The recession hasn't been terribly positive for the home improvement industry. However, one area of home improvement remains a bright spot--the kitchen. As consumers pinch their pennies and dine out less often, they are spending more time in their kitchens. A recent survey of remodeling trends indicates that--even in a bad economy--remodelers are still looking to upgrade their homes.
The Charlotte, N.C.-based Research Institute for Cooking & Kitchen Intelligence--a membership-based organization that studies kitchen-related trends, products and services--recently released the findings of a new nationwide study done in partnership with SmartSampling. One of the most telling results of the 1,510-respondent survey was that 80 percent of people would like to change their kitchens.
Home Improvement By the Numbers
The RICKI survey found only 20 percent of those surveyed were "completely happy" with their kitchens and 19 percent would like to "completely redo" their kitchens. For 13 percent of those surveyed, spending plans for 2009 include a home improvement project (other than a kitchen or bath remodel) costing $1,000 or more. Four percent said they planned to remodel a kitchen, 6 percent planned to remodel a bathroom, and 1 percent said they budgeted to add an outdoor kitchen.

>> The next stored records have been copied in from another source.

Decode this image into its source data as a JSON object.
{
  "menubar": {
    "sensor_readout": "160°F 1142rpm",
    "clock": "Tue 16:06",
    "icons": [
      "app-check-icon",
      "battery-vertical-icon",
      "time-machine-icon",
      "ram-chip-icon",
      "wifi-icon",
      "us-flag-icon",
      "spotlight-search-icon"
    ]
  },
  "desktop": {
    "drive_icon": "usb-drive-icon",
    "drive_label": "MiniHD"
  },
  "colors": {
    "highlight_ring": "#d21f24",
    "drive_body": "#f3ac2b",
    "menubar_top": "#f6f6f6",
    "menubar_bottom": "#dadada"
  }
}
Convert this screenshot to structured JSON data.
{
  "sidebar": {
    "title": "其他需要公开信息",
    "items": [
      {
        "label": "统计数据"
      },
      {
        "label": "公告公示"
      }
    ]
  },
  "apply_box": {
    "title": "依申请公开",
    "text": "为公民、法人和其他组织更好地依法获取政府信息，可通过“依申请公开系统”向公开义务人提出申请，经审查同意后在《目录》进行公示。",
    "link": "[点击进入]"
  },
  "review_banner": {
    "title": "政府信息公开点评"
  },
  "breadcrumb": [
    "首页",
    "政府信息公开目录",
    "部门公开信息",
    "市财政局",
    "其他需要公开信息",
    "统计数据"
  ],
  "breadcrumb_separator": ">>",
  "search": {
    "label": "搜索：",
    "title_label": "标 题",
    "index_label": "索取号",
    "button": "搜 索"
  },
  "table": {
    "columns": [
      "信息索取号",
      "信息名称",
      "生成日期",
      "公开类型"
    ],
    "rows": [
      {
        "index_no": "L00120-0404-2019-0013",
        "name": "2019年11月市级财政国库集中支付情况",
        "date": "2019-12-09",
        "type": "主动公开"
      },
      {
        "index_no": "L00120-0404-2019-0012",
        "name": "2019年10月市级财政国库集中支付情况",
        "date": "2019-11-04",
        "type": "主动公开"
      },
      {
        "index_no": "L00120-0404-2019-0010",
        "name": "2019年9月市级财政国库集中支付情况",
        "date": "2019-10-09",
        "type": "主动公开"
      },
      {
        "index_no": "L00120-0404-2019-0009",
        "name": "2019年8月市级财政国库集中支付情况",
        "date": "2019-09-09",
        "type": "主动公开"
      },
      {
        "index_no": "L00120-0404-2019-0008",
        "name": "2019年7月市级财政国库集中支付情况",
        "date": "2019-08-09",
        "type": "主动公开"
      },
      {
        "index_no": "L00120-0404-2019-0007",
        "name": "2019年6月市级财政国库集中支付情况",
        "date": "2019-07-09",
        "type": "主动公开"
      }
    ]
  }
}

"[T]here are signs that there is pent-up demand out there, " notes RICKI's Executive Director Brenda Bryan, " and that once the recession ends, some people will be more than ready to spend on certain big-ticket items."

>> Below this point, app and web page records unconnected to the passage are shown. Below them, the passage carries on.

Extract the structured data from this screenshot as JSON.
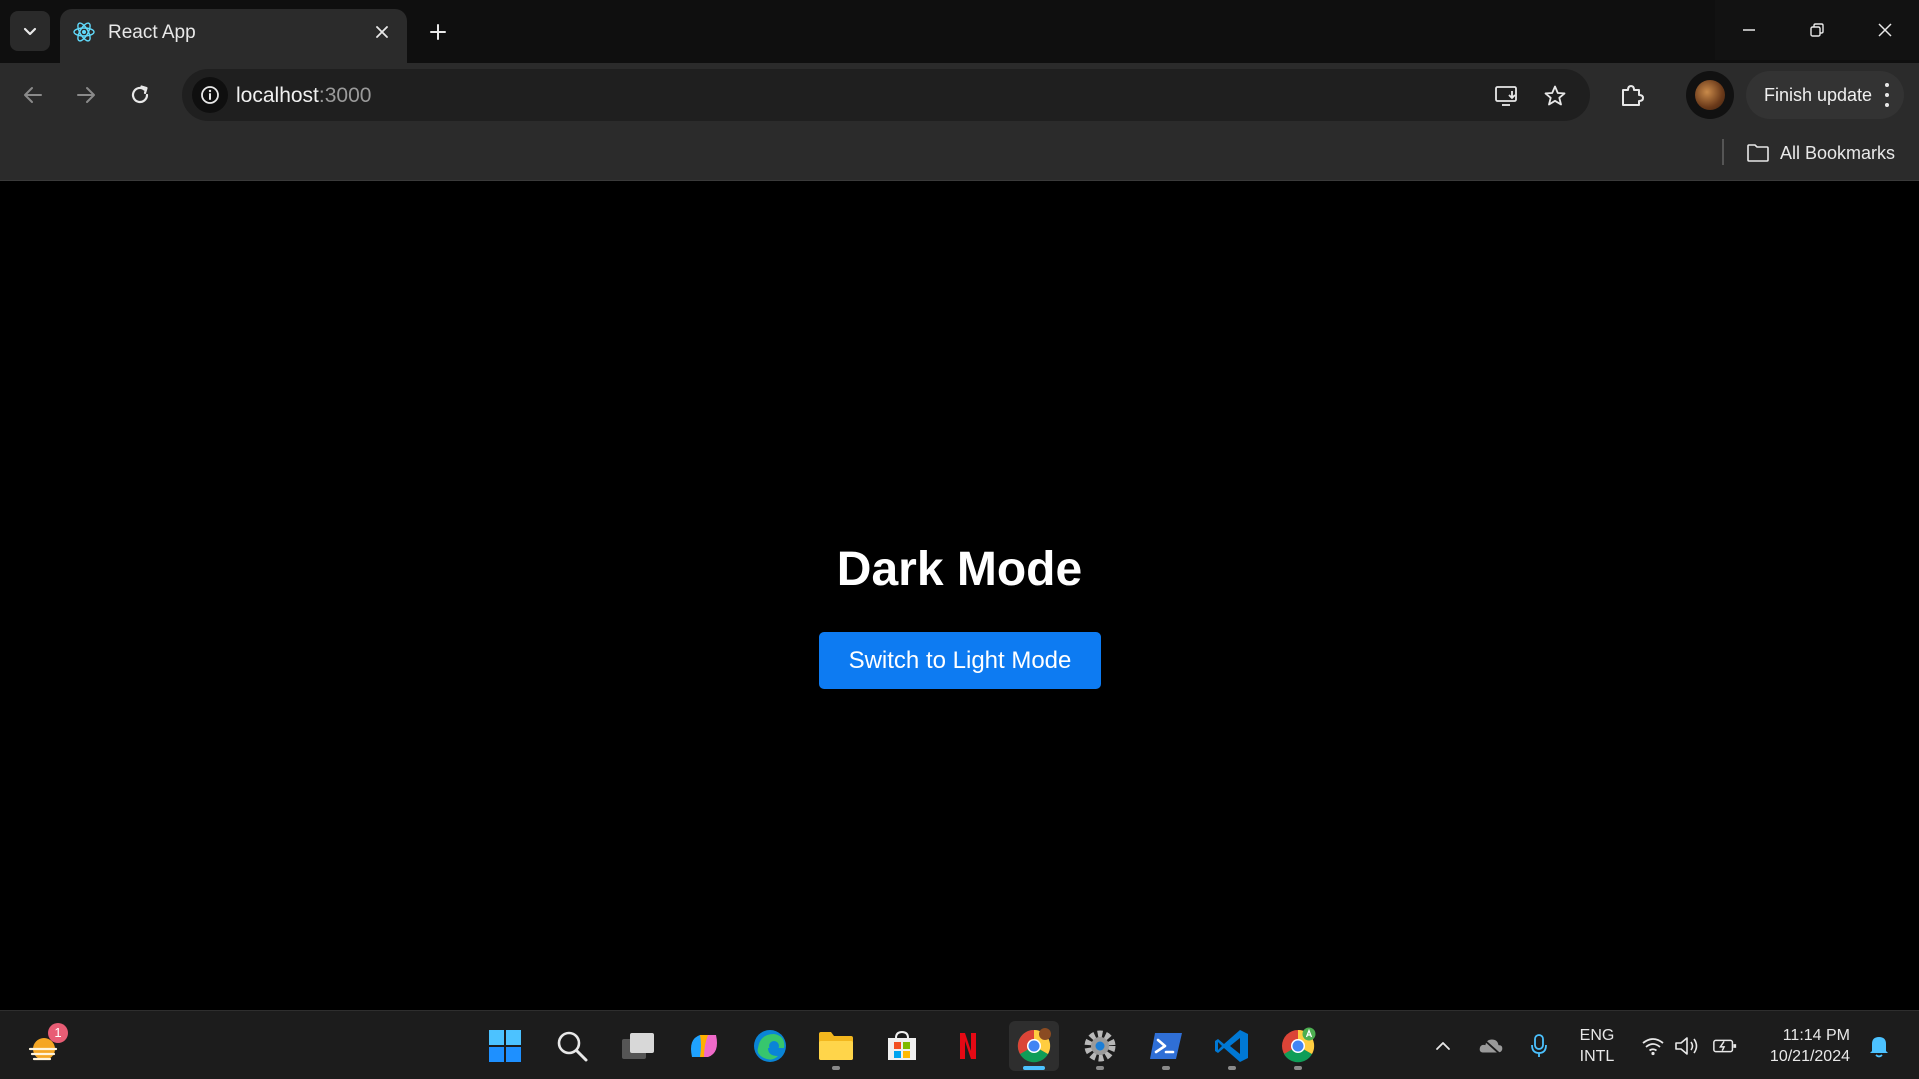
{
  "browser": {
    "tab": {
      "title": "React App",
      "icon": "react-icon"
    },
    "address": {
      "host": "localhost",
      "port": ":3000"
    },
    "profile_button": {
      "label": "Finish update"
    },
    "bookmarks": {
      "all_label": "All Bookmarks"
    }
  },
  "page": {
    "heading": "Dark Mode",
    "toggle_button_label": "Switch to Light Mode",
    "background": "#000000",
    "button_color": "#0d7bf2"
  },
  "taskbar": {
    "weather_badge": "1",
    "apps": [
      "windows-start",
      "search",
      "task-view",
      "copilot",
      "edge",
      "file-explorer",
      "microsoft-store",
      "netflix",
      "chrome",
      "settings",
      "terminal",
      "vscode",
      "chrome-profile"
    ],
    "language": {
      "line1": "ENG",
      "line2": "INTL"
    },
    "time": "11:14 PM",
    "date": "10/21/2024"
  }
}
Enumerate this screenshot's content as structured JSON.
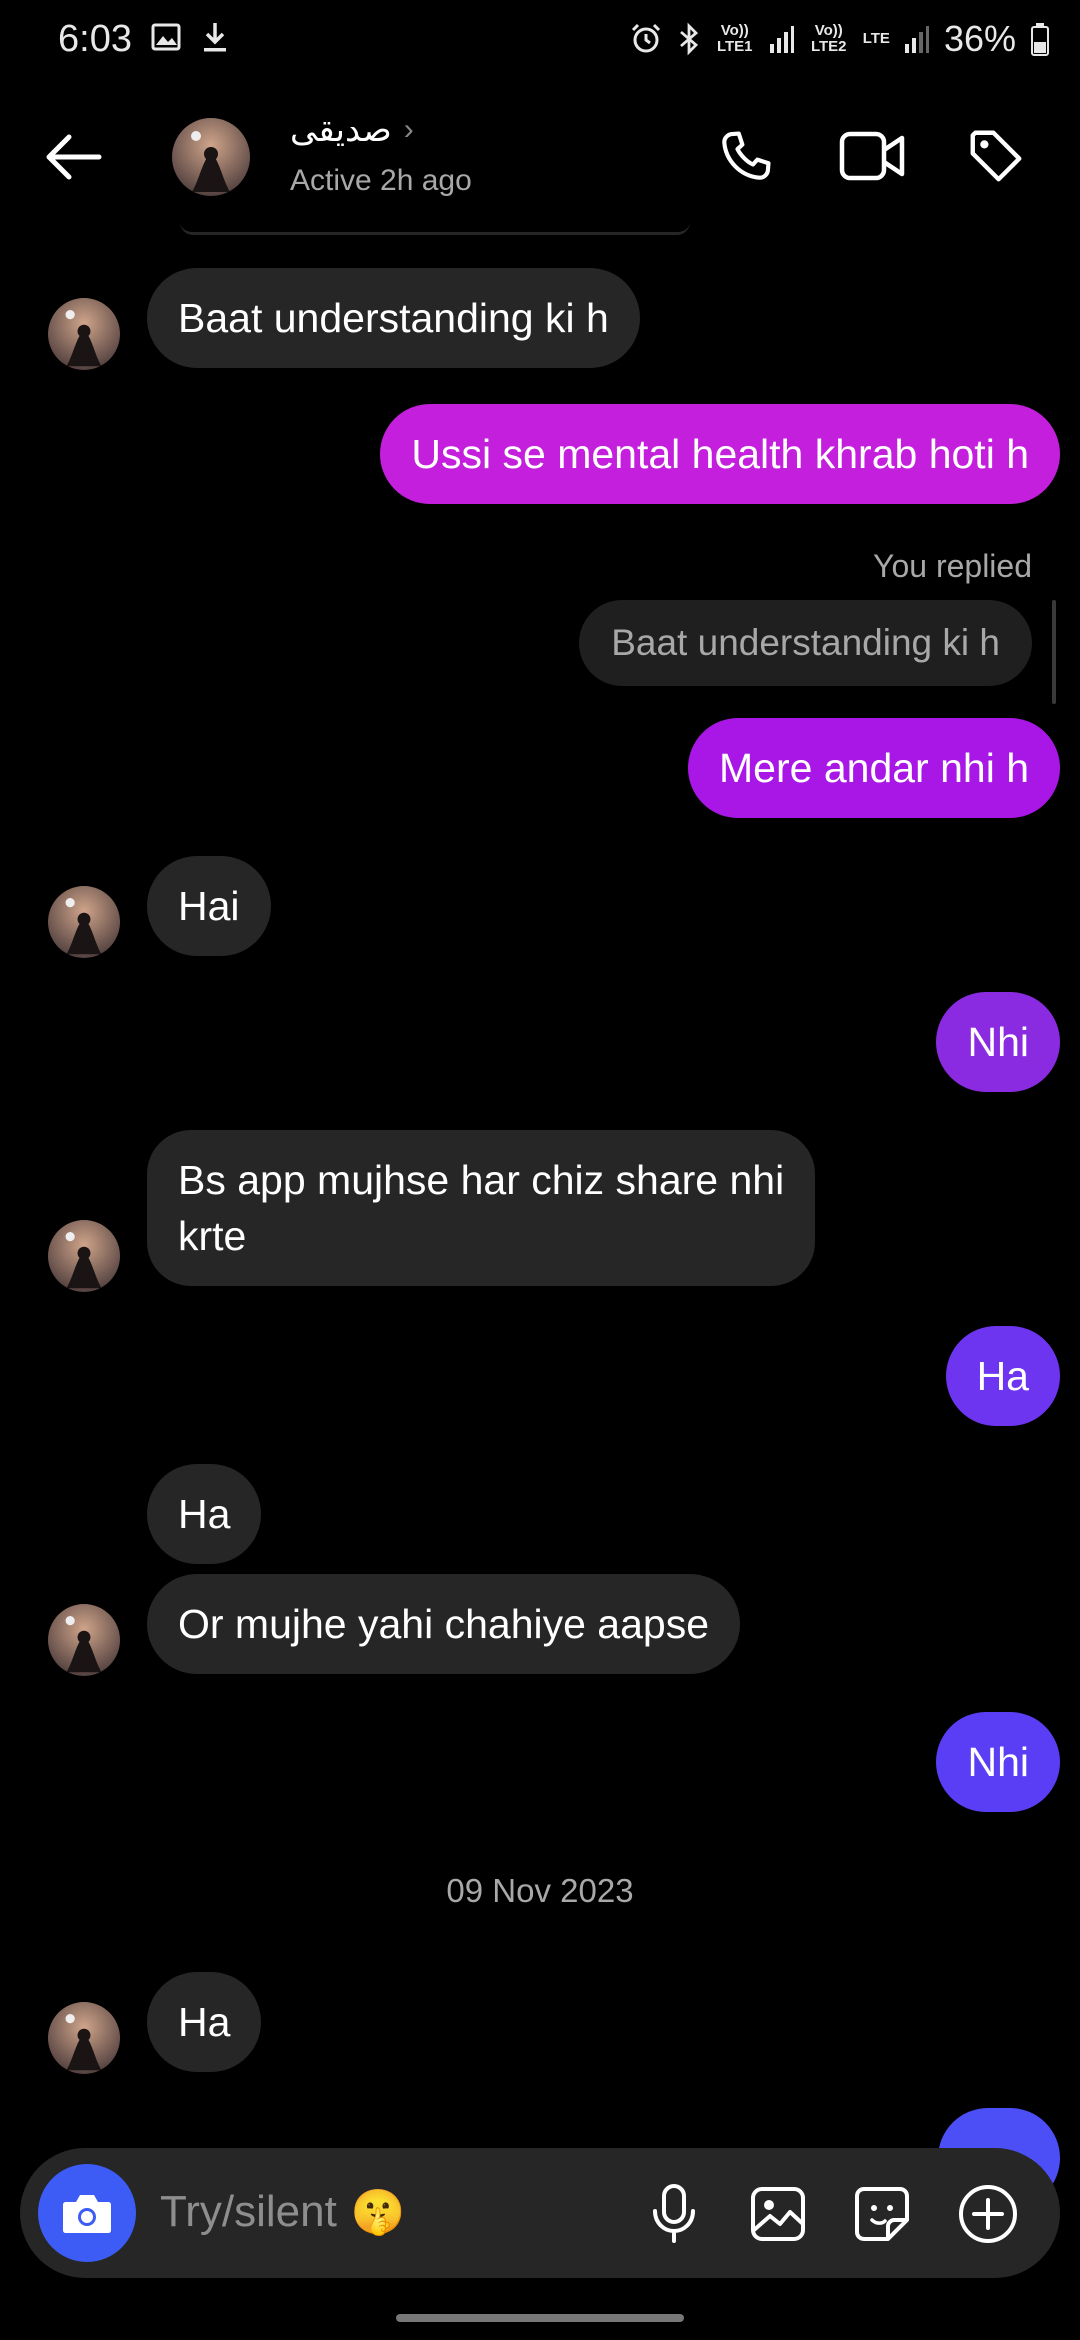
{
  "status_bar": {
    "time": "6:03",
    "sim1_label": "Vo)) LTE1",
    "sim2_label": "Vo)) LTE2",
    "lte_label": "LTE",
    "battery": "36%"
  },
  "header": {
    "contact_name": "صدیقی",
    "active_status": "Active 2h ago",
    "icons": [
      "back-arrow-icon",
      "phone-icon",
      "video-icon",
      "tag-icon"
    ]
  },
  "messages": [
    {
      "side": "received",
      "text": "Baat understanding ki h"
    },
    {
      "side": "sent",
      "text": "Ussi se mental health khrab hoti h",
      "color": "#c41fdc"
    },
    {
      "reply_label": "You replied",
      "reply_quote": "Baat understanding ki h"
    },
    {
      "side": "sent",
      "text": "Mere andar nhi h",
      "color": "#a917e6"
    },
    {
      "side": "received",
      "text": "Hai"
    },
    {
      "side": "sent",
      "text": "Nhi",
      "color": "#8a2be2"
    },
    {
      "side": "received",
      "line1": "Bs app mujhse har chiz share nhi",
      "line2": "krte"
    },
    {
      "side": "sent",
      "text": "Ha",
      "color": "#6e35f0"
    },
    {
      "side": "received",
      "text": "Ha"
    },
    {
      "side": "received",
      "text": "Or mujhe yahi chahiye aapse"
    },
    {
      "side": "sent",
      "text": "Nhi",
      "color": "#5a3ef5"
    },
    {
      "side": "received",
      "text": "Ha"
    }
  ],
  "date_separator": "09 Nov 2023",
  "composer": {
    "placeholder": "Try/silent",
    "emoji": "🤫",
    "icons": [
      "camera-icon",
      "microphone-icon",
      "gallery-icon",
      "sticker-icon",
      "add-icon"
    ]
  },
  "colors": {
    "received_bubble": "#262626",
    "camera_button": "#3c5cf5"
  }
}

Green remodelers take note.
Green Remodeling in the Kitchen
If you identify with the 80 percent of RICKI survey respondents and want to update your kitchen, here are some popular eco-remodeling trends you may want to consider:
- Choose energy efficient appliances

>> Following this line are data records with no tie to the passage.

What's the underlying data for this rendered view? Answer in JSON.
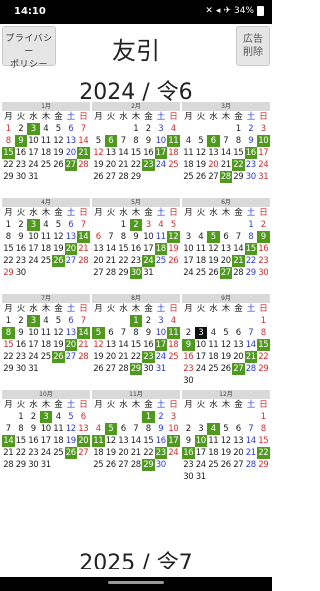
{
  "status": {
    "time": "14:10",
    "battery": "34%"
  },
  "header": {
    "privacy_line1": "プライバシー",
    "privacy_line2": "ポリシー",
    "title": "友引",
    "ad_line1": "広告",
    "ad_line2": "削除"
  },
  "year_title": "2024 / 令6",
  "next_year_title": "2025 / 令7",
  "weekdays": [
    "月",
    "火",
    "水",
    "木",
    "金",
    "土",
    "日"
  ],
  "colors": {
    "highlight": "#4f9a1e",
    "today": "#111111",
    "saturday": "#2c3bd4",
    "sunday": "#d22b2b",
    "month_header": "#d9d9d9"
  },
  "months": [
    {
      "label": "1月",
      "start": 0,
      "days": 31,
      "highlight": [
        3,
        9,
        15,
        21,
        27
      ],
      "holiday": [
        1,
        8
      ],
      "today": []
    },
    {
      "label": "2月",
      "start": 3,
      "days": 29,
      "highlight": [
        6,
        11,
        17,
        23
      ],
      "holiday": [
        11,
        12,
        23
      ],
      "today": []
    },
    {
      "label": "3月",
      "start": 4,
      "days": 31,
      "highlight": [
        6,
        10,
        16,
        22,
        28
      ],
      "holiday": [
        20
      ],
      "today": []
    },
    {
      "label": "4月",
      "start": 0,
      "days": 30,
      "highlight": [
        3,
        14,
        20,
        26
      ],
      "holiday": [
        29
      ],
      "today": []
    },
    {
      "label": "5月",
      "start": 2,
      "days": 31,
      "highlight": [
        2,
        12,
        18,
        24,
        30
      ],
      "holiday": [
        3,
        4,
        5,
        6
      ],
      "today": []
    },
    {
      "label": "6月",
      "start": 5,
      "days": 30,
      "highlight": [
        5,
        9,
        15,
        21,
        27
      ],
      "holiday": [],
      "today": []
    },
    {
      "label": "7月",
      "start": 0,
      "days": 31,
      "highlight": [
        3,
        8,
        14,
        20,
        26
      ],
      "holiday": [
        15
      ],
      "today": []
    },
    {
      "label": "8月",
      "start": 3,
      "days": 31,
      "highlight": [
        1,
        5,
        11,
        17,
        23,
        29
      ],
      "holiday": [
        11,
        12
      ],
      "today": []
    },
    {
      "label": "9月",
      "start": 6,
      "days": 30,
      "highlight": [
        9,
        15,
        21,
        27
      ],
      "holiday": [
        16,
        22,
        23
      ],
      "today": [
        3
      ]
    },
    {
      "label": "10月",
      "start": 1,
      "days": 31,
      "highlight": [
        3,
        14,
        20,
        26
      ],
      "holiday": [
        14
      ],
      "today": []
    },
    {
      "label": "11月",
      "start": 4,
      "days": 30,
      "highlight": [
        1,
        5,
        11,
        17,
        23,
        29
      ],
      "holiday": [
        3,
        4,
        23
      ],
      "today": []
    },
    {
      "label": "12月",
      "start": 6,
      "days": 31,
      "highlight": [
        4,
        10,
        16,
        22
      ],
      "holiday": [],
      "today": []
    }
  ]
}
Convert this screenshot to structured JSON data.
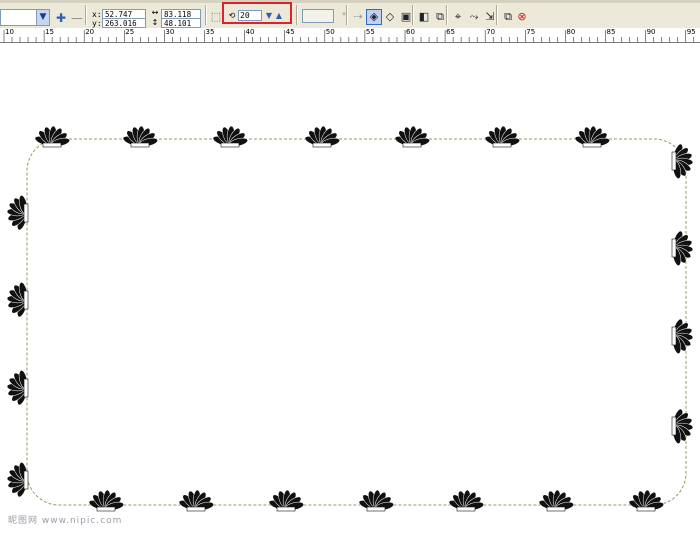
{
  "property_bar": {
    "x_label": "x:",
    "y_label": "y:",
    "x_value": "52.747 mm",
    "y_value": "263.016 mm",
    "width_value": "83.118 mm",
    "height_value": "48.101 mm",
    "step_count": "20",
    "icons": {
      "combo": "chevron-down-icon",
      "add": "plus-icon",
      "remove": "minus-icon",
      "width": "width-icon",
      "height": "height-icon",
      "steps": "steps-icon"
    }
  },
  "ruler": {
    "ticks": [
      "10",
      "15",
      "20",
      "25",
      "30",
      "35",
      "40",
      "45",
      "50",
      "55",
      "60",
      "65",
      "70",
      "75",
      "80",
      "85",
      "90",
      "95"
    ]
  },
  "watermark": {
    "text": "昵图网 www.nipic.com"
  },
  "colors": {
    "toolbar_bg": "#ece9d8",
    "highlight": "#e0202a",
    "path": "#9a9a60",
    "fan": "#111111"
  }
}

- Install compact fluorescent light bulbs
- Reface instead of installing new cabinets
- Choose healthy flooring materials, such as recycled cork
- Used recycled materials for your new countertops
Other remodeling ideas include using low-VOC paints, an induction cooktop, upgraded wall insulation, adding a kitchen recycling center, and using Energy Star windows. Because the U.S. Department of Energy estimates the kitchen is a central culprit for a house's energy use, remodeling in an eco-friendly manner can save you money in the long run.
Mary Butler is a Boulder, Colorado based writer and editor, who spends much of her free time remodeling an old house.